Expert Comment

by:KangaRoo
ID: 2523019
0
 
LVL 3

Expert Comment

by:LucHoltkamp
ID: 2523321
Kangaroo, the parameter that roverm uses IS a constant expression, of course it must be a parameter that is known during compile-time, but that is the case in his example. So that is not the source of the problem.
Try to cast it explicitly to HANDLE (void*) this will solve you're problem.
Luc
0
 
LVL 7

Expert Comment

by:KangaRoo
ID: 2523456
HANDLE is not any of the allowed types (see above). A HANDLE is typedef-ed as a void*, so only void* (HANDLE's) with external linkage can be used as parameter for the template.
Explicit casting to HANDLE will not solve the problem.
0
Is Your Active Directory as Secure as You Think?

More than 75% of all records are compromised because of the loss or theft of a privileged credential. Experts have been exploring Active Directory infrastructure to identify key threats and establish best practices for keeping data safe. Attend this month’s webinar to learn more.

 
LVL 7

Expert Comment

by:KangaRoo
ID: 2523469
>> HANDLE is not any of the allowed types
That is, it is allowed if it has external linkage, as in my example.
0
 
LVL 12

Author Comment

by:roverm
ID: 2530226
Sorry, still get errorsssssss!
like 'invalid template error'
0
 
LVL 12

Author Comment

by:roverm
ID: 2530228
Further, I'm trying to instanciate a new definition using TypeDef, NOT by using instanciating a class !

RoverM
0
 
LVL 7

Accepted Solution

by:
KangaRoo earned 100 total points
ID: 2530305
True. A non-type argument of pointer type must be a pointer to an object with external linkage.

#include <windows.h>

template<HANDLE* h>
class MyClass {};

extern HANDLE myhandle;

typedef MyClass<&myhandle> Something;

void f()
{
   MyClass<&myhandle> mc;
}
0
 
LVL 7

Expert Comment

by:KangaRoo
ID: 2534448
>> I'm trying to instanciate a new definition using TypeDef
You can not instantiate a tmplate specialization with a typedef, if that is what you are trying to do.
0
 
LVL 12

Author Comment

by:roverm
ID: 2549912
Kangaroo:
You're right! It cannot be done!
So I'll give you the points!

D'Mzzl!
RoverM
0

Featured Post

Is Your Active Directory as Secure as You Think?

More than 75% of all records are compromised because of the loss or theft of a privileged credential. Experts have been exploring Active Directory infrastructure to identify key threats and establish best practices for keeping data safe. Attend this month’s webinar to learn more.

Question has a verified solution.

If you are experiencing a similar issue, please ask a related question
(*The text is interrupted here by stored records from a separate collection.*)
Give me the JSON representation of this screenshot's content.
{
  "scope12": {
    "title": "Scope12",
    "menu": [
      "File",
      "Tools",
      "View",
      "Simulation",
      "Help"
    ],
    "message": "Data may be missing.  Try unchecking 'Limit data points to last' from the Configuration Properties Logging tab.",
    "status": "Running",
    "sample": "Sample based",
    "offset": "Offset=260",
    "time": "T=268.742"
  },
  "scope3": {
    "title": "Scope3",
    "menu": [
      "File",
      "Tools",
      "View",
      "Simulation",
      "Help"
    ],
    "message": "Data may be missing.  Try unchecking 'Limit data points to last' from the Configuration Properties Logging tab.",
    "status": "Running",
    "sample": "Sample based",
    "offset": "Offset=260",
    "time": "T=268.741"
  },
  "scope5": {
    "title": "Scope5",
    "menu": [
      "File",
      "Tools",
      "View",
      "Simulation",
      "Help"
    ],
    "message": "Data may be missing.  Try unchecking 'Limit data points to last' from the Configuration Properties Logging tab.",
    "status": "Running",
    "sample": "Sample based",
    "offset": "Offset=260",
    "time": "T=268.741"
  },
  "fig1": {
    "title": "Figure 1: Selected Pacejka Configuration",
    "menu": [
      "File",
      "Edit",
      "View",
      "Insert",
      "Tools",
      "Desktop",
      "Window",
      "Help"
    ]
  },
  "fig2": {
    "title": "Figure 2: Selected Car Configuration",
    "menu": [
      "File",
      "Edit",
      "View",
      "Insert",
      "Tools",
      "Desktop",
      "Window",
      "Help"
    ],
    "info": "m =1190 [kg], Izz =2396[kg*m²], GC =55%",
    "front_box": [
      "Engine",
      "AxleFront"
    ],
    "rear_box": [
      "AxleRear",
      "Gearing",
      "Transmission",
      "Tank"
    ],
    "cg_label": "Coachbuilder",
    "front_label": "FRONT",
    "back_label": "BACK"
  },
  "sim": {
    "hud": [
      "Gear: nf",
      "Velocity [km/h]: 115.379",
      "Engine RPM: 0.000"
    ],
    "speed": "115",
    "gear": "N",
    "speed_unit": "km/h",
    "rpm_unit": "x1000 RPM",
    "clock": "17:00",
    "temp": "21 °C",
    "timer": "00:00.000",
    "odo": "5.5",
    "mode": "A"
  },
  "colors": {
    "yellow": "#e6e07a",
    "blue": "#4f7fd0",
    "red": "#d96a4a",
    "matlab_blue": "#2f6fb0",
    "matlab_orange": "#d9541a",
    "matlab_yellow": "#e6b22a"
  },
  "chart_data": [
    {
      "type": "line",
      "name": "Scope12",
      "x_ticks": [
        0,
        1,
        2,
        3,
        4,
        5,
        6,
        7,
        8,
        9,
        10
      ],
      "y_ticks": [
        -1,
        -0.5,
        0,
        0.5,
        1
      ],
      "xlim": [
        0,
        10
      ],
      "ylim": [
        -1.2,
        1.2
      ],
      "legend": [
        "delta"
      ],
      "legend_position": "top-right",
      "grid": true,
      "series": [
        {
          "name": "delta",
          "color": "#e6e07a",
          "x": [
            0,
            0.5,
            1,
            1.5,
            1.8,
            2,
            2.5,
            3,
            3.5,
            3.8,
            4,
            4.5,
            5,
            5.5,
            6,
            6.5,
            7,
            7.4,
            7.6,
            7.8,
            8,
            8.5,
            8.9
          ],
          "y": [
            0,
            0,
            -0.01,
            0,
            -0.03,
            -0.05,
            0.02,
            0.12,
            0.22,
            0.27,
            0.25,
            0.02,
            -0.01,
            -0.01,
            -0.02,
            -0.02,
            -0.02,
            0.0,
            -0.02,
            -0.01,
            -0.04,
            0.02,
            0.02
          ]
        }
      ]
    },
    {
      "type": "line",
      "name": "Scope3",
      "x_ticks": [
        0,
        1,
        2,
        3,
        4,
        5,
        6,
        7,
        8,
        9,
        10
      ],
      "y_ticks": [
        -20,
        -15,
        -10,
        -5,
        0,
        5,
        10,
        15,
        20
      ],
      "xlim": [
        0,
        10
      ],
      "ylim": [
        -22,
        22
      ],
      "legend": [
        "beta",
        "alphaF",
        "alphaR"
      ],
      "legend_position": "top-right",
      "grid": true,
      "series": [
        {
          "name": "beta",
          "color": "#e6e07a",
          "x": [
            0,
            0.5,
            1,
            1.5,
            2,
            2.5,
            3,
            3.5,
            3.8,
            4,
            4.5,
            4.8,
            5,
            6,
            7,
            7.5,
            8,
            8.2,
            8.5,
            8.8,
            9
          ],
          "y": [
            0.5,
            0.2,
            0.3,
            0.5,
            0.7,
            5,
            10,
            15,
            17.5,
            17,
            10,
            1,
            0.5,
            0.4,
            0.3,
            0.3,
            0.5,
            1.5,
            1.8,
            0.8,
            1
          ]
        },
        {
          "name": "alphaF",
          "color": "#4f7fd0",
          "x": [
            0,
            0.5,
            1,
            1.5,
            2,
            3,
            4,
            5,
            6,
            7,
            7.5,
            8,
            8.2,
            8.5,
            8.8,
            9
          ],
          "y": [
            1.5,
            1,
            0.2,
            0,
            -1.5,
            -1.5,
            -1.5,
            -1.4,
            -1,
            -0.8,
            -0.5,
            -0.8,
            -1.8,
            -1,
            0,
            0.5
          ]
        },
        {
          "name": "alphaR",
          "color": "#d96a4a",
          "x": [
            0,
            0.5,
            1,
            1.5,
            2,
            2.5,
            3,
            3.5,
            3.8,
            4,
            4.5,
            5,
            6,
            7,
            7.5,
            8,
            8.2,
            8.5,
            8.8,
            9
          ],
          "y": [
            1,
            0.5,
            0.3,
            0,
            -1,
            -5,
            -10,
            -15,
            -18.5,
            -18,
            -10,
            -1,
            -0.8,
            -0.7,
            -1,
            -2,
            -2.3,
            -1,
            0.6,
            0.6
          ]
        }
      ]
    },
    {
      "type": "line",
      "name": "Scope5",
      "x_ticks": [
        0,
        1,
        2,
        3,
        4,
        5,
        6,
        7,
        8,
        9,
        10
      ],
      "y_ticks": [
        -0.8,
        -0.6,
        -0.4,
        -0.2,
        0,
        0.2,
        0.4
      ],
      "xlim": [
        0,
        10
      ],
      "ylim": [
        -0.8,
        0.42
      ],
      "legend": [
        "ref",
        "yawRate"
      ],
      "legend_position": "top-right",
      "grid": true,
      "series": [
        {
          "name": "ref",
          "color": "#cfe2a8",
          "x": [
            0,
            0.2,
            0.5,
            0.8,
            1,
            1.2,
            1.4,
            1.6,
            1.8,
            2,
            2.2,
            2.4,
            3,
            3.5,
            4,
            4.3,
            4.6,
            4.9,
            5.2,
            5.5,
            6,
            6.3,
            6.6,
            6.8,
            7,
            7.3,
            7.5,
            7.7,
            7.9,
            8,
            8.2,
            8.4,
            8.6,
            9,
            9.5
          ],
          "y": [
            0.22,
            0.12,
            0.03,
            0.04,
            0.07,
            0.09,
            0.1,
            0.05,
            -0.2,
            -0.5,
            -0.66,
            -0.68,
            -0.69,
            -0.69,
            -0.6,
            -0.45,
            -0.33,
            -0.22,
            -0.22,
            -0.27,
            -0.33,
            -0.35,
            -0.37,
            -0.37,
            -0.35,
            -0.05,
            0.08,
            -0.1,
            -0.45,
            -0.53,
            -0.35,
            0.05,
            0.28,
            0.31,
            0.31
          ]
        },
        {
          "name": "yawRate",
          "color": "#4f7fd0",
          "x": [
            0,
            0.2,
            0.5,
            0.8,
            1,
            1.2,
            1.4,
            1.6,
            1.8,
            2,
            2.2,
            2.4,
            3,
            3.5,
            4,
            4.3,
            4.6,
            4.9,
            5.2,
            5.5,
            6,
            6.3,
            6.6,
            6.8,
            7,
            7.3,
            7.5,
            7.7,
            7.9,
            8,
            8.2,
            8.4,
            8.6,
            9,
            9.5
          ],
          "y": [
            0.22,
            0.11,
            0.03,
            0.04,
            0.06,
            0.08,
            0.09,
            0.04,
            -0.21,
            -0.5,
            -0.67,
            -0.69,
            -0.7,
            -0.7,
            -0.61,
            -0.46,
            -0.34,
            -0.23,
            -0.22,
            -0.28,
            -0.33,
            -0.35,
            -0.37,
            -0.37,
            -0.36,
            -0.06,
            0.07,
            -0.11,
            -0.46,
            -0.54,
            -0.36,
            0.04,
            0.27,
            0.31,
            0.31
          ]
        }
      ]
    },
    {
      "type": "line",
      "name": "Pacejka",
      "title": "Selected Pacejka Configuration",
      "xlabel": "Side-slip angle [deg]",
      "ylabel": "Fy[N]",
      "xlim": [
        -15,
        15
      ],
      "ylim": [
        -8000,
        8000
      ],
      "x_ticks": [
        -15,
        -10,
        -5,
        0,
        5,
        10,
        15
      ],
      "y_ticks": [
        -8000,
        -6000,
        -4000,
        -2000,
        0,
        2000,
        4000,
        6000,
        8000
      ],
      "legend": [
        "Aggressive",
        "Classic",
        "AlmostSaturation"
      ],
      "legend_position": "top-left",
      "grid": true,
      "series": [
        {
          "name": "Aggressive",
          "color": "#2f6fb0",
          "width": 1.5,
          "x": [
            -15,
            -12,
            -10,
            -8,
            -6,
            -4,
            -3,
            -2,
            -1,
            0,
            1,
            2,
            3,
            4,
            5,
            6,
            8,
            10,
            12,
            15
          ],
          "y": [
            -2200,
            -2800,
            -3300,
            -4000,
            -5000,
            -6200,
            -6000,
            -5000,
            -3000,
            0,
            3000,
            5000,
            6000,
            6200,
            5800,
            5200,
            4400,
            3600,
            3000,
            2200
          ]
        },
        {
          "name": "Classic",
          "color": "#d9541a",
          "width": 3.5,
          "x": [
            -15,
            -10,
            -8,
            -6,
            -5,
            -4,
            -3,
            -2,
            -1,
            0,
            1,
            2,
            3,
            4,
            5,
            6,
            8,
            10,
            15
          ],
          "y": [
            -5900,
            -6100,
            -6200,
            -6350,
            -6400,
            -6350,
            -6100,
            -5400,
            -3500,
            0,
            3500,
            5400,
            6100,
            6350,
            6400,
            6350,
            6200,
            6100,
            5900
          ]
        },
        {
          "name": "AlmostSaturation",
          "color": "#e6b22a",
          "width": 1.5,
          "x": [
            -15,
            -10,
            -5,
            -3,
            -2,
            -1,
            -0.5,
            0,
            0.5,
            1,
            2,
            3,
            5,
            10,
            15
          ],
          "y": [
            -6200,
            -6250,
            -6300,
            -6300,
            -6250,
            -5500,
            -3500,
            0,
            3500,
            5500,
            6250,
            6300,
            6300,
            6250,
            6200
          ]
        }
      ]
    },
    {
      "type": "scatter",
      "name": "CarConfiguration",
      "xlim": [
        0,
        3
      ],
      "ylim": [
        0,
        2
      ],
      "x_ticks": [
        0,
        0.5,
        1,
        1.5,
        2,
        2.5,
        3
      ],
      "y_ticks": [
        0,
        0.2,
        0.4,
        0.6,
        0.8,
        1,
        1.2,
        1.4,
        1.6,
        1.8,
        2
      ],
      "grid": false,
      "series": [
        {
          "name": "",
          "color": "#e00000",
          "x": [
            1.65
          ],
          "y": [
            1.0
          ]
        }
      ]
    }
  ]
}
What is C++ STL?: STL stands for Standard Template Library and is a part of standard C++ libraries. It contains many useful data structures (containers) and algorithms, which can spare you a lot of the time. Today we will look at the STL Vector. …
Go is an acronym of golang, is a programming language developed Google in 2007. Go is a new language that is mostly in the C family, with significant input from Pascal/Modula/Oberon family. Hence Go arisen as low-level language with fast compilation…
The viewer will learn how to user default arguments when defining functions. This method of defining functions will be contrasted with the non-default-argument of defining functions.
The viewer will be introduced to the member functions push_back and pop_back of the vector class. The video will teach the difference between the two as well as how to use each one along with its functionality.

919 members asked questions and received personalized solutions in the past 7 days.

Join the community of 500,000 technology professionals and ask your questions.

Join & Ask a Question

Need Help in Real-Time?

Connect with top rated Experts

12 Experts available now in Live!

Get 1:1 Help Now